Task data
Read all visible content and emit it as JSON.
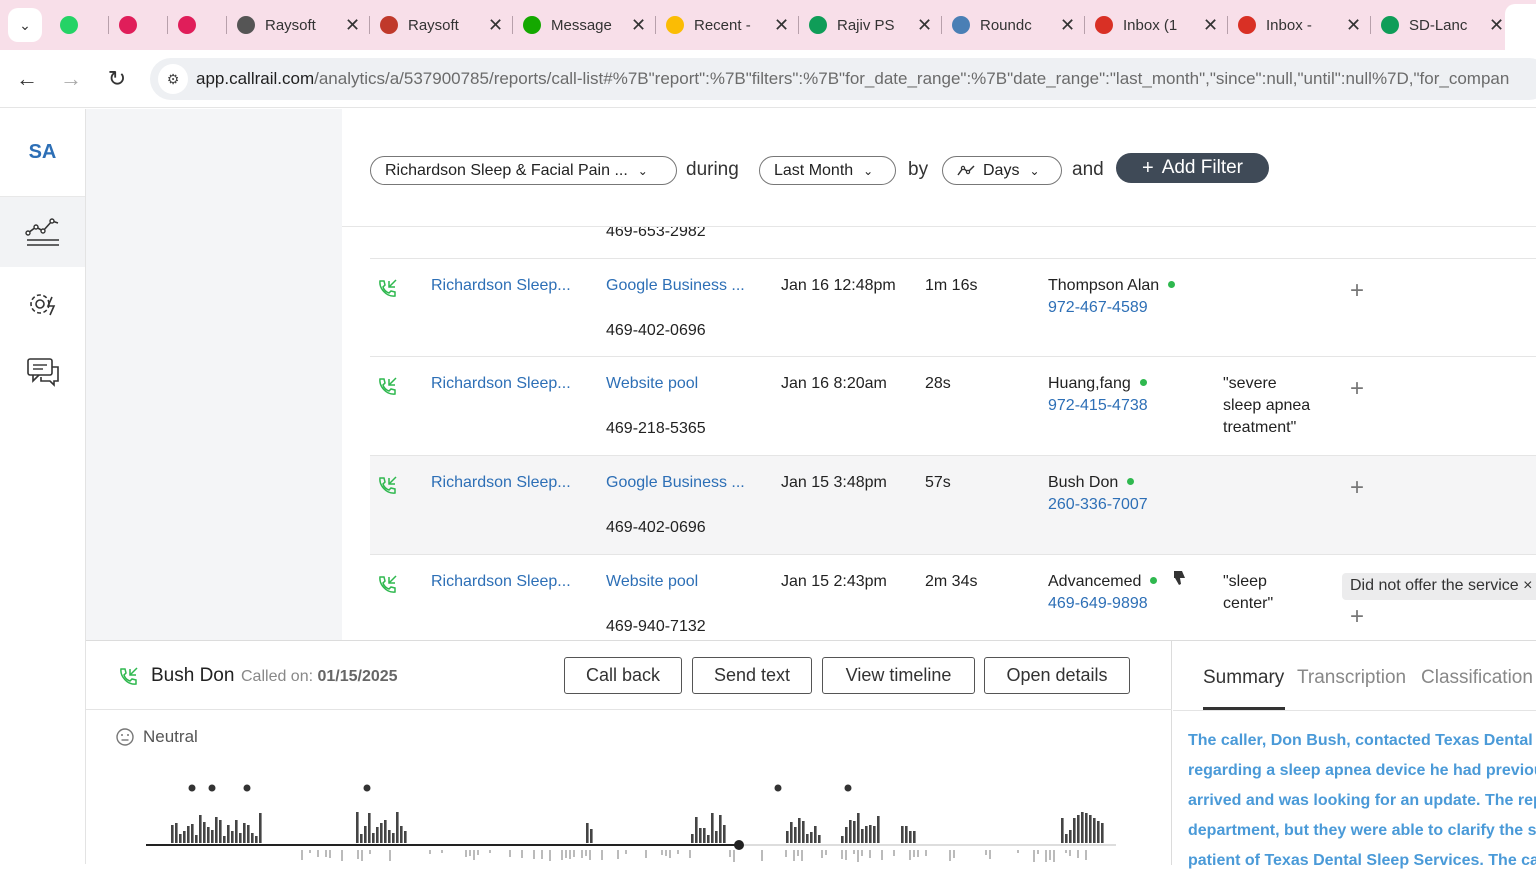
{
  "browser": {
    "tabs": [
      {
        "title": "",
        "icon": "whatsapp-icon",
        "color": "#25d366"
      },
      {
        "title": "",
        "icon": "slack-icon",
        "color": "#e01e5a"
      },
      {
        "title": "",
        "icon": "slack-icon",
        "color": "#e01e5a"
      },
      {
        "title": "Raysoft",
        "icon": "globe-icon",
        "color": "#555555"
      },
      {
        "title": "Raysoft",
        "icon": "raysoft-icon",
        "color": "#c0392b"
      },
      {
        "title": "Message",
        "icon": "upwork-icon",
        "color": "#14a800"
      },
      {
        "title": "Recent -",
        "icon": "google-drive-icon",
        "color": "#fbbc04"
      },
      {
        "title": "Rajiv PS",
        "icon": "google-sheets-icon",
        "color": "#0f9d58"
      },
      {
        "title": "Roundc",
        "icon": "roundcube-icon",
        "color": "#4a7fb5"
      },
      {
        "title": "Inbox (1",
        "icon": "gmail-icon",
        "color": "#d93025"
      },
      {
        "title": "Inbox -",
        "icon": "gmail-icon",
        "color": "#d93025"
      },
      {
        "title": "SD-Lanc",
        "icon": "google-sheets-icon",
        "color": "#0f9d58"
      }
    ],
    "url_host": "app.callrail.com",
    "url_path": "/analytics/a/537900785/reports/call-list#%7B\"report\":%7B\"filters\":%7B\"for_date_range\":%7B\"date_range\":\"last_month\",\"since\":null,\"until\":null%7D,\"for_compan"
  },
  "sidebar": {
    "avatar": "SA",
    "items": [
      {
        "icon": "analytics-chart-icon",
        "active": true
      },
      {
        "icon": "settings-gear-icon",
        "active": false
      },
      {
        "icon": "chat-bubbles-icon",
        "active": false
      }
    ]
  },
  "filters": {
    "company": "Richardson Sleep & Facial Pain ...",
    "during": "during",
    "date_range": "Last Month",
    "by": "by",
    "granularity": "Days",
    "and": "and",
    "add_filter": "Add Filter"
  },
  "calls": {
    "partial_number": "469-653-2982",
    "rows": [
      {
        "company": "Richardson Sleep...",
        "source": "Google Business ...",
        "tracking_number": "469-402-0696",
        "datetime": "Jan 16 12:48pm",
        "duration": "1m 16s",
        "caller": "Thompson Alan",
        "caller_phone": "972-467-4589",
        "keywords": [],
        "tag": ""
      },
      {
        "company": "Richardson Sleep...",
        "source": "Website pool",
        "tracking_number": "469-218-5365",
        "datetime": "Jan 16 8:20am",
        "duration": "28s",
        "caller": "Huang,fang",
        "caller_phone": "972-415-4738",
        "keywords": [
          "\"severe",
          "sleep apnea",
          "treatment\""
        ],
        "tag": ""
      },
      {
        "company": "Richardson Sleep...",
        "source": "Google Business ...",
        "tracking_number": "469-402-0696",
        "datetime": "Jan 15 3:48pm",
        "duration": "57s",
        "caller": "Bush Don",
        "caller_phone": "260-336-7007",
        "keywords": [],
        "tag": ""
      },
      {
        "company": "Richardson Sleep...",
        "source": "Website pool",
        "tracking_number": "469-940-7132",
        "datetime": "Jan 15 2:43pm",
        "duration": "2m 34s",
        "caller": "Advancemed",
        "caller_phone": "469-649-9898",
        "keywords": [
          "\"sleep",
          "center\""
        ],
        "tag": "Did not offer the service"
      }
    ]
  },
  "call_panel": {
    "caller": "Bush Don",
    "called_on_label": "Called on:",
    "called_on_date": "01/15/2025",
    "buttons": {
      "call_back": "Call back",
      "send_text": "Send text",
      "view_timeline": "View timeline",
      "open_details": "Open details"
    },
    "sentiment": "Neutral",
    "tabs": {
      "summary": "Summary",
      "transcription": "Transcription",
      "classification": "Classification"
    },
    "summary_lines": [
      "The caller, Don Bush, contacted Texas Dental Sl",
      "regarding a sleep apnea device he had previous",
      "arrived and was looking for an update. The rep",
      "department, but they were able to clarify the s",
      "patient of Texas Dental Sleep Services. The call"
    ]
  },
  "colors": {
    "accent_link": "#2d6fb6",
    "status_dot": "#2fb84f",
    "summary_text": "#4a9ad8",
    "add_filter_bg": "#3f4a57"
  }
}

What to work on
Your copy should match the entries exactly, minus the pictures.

Task solution
Read all visible content and emit it as JSON.
{
  "browser": {
    "tabs": [
      {
        "title": "",
        "icon": "whatsapp-icon",
        "color": "#25d366"
      },
      {
        "title": "",
        "icon": "slack-icon",
        "color": "#e01e5a"
      },
      {
        "title": "",
        "icon": "slack-icon",
        "color": "#e01e5a"
      },
      {
        "title": "Raysoft",
        "icon": "globe-icon",
        "color": "#555555"
      },
      {
        "title": "Raysoft",
        "icon": "raysoft-icon",
        "color": "#c0392b"
      },
      {
        "title": "Message",
        "icon": "upwork-icon",
        "color": "#14a800"
      },
      {
        "title": "Recent -",
        "icon": "google-drive-icon",
        "color": "#fbbc04"
      },
      {
        "title": "Rajiv PS",
        "icon": "google-sheets-icon",
        "color": "#0f9d58"
      },
      {
        "title": "Roundc",
        "icon": "roundcube-icon",
        "color": "#4a7fb5"
      },
      {
        "title": "Inbox (1",
        "icon": "gmail-icon",
        "color": "#d93025"
      },
      {
        "title": "Inbox -",
        "icon": "gmail-icon",
        "color": "#d93025"
      },
      {
        "title": "SD-Lanc",
        "icon": "google-sheets-icon",
        "color": "#0f9d58"
      }
    ],
    "url_host": "app.callrail.com",
    "url_path": "/analytics/a/537900785/reports/call-list#%7B\"report\":%7B\"filters\":%7B\"for_date_range\":%7B\"date_range\":\"last_month\",\"since\":null,\"until\":null%7D,\"for_compan"
  },
  "sidebar": {
    "avatar": "SA",
    "items": [
      {
        "icon": "analytics-chart-icon",
        "active": true
      },
      {
        "icon": "settings-gear-icon",
        "active": false
      },
      {
        "icon": "chat-bubbles-icon",
        "active": false
      }
    ]
  },
  "filters": {
    "company": "Richardson Sleep & Facial Pain ...",
    "during": "during",
    "date_range": "Last Month",
    "by": "by",
    "granularity": "Days",
    "and": "and",
    "add_filter": "Add Filter"
  },
  "calls": {
    "partial_number": "469-653-2982",
    "rows": [
      {
        "company": "Richardson Sleep...",
        "source": "Google Business ...",
        "tracking_number": "469-402-0696",
        "datetime": "Jan 16 12:48pm",
        "duration": "1m 16s",
        "caller": "Thompson Alan",
        "caller_phone": "972-467-4589",
        "keywords": [],
        "tag": ""
      },
      {
        "company": "Richardson Sleep...",
        "source": "Website pool",
        "tracking_number": "469-218-5365",
        "datetime": "Jan 16 8:20am",
        "duration": "28s",
        "caller": "Huang,fang",
        "caller_phone": "972-415-4738",
        "keywords": [
          "\"severe",
          "sleep apnea",
          "treatment\""
        ],
        "tag": ""
      },
      {
        "company": "Richardson Sleep...",
        "source": "Google Business ...",
        "tracking_number": "469-402-0696",
        "datetime": "Jan 15 3:48pm",
        "duration": "57s",
        "caller": "Bush Don",
        "caller_phone": "260-336-7007",
        "keywords": [],
        "tag": ""
      },
      {
        "company": "Richardson Sleep...",
        "source": "Website pool",
        "tracking_number": "469-940-7132",
        "datetime": "Jan 15 2:43pm",
        "duration": "2m 34s",
        "caller": "Advancemed",
        "caller_phone": "469-649-9898",
        "keywords": [
          "\"sleep",
          "center\""
        ],
        "tag": "Did not offer the service"
      }
    ]
  },
  "call_panel": {
    "caller": "Bush Don",
    "called_on_label": "Called on:",
    "called_on_date": "01/15/2025",
    "buttons": {
      "call_back": "Call back",
      "send_text": "Send text",
      "view_timeline": "View timeline",
      "open_details": "Open details"
    },
    "sentiment": "Neutral",
    "tabs": {
      "summary": "Summary",
      "transcription": "Transcription",
      "classification": "Classification"
    },
    "summary_lines": [
      "The caller, Don Bush, contacted Texas Dental Sl",
      "regarding a sleep apnea device he had previous",
      "arrived and was looking for an update. The rep",
      "department, but they were able to clarify the s",
      "patient of Texas Dental Sleep Services. The call"
    ]
  },
  "colors": {
    "accent_link": "#2d6fb6",
    "status_dot": "#2fb84f",
    "summary_text": "#4a9ad8",
    "add_filter_bg": "#3f4a57"
  }
}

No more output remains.